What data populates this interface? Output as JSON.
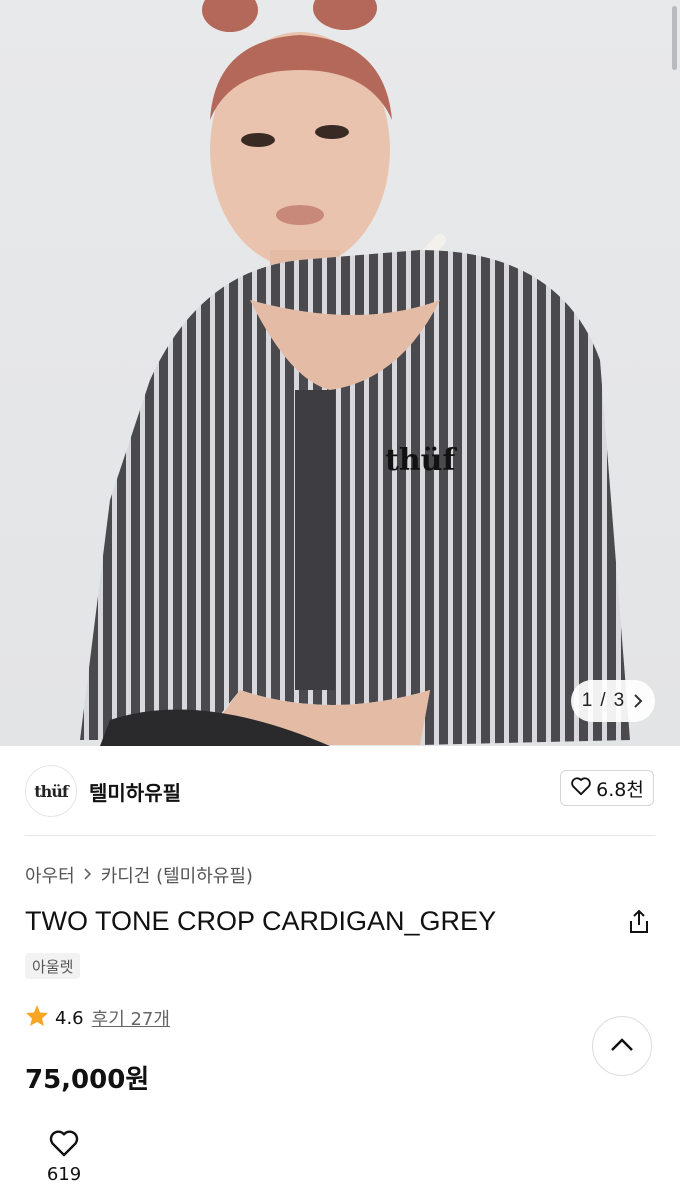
{
  "gallery": {
    "current": "1",
    "separator": "/",
    "total": "3",
    "next_icon": "chevron-right-icon"
  },
  "brand": {
    "logo_text": "thüf",
    "name": "텔미하유필",
    "like_icon": "heart-outline-icon",
    "like_count": "6.8천"
  },
  "breadcrumb": {
    "items": [
      "아우터",
      "카디건 (텔미하유필)"
    ],
    "separator_icon": "chevron-right-icon"
  },
  "product": {
    "title": "TWO TONE CROP CARDIGAN_GREY",
    "tag": "아울렛",
    "rating": "4.6",
    "review_label": "후기 27개",
    "price": "75,000원",
    "share_icon": "share-icon"
  },
  "actions": {
    "scroll_top_icon": "chevron-up-icon",
    "wish_icon": "heart-outline-icon",
    "wish_count": "619"
  },
  "colors": {
    "star": "#f6a623",
    "text_primary": "#111111",
    "text_secondary": "#555555"
  }
}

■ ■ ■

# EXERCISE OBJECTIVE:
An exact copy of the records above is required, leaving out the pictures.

# SOLUTION TO THIS PROBLEM:
What data populates this interface? Output as JSON.
{
  "gallery": {
    "current": "1",
    "separator": "/",
    "total": "3",
    "next_icon": "chevron-right-icon"
  },
  "brand": {
    "logo_text": "thüf",
    "name": "텔미하유필",
    "like_icon": "heart-outline-icon",
    "like_count": "6.8천"
  },
  "breadcrumb": {
    "items": [
      "아우터",
      "카디건 (텔미하유필)"
    ],
    "separator_icon": "chevron-right-icon"
  },
  "product": {
    "title": "TWO TONE CROP CARDIGAN_GREY",
    "tag": "아울렛",
    "rating": "4.6",
    "review_label": "후기 27개",
    "price": "75,000원",
    "share_icon": "share-icon"
  },
  "actions": {
    "scroll_top_icon": "chevron-up-icon",
    "wish_icon": "heart-outline-icon",
    "wish_count": "619"
  },
  "colors": {
    "star": "#f6a623",
    "text_primary": "#111111",
    "text_secondary": "#555555"
  }
}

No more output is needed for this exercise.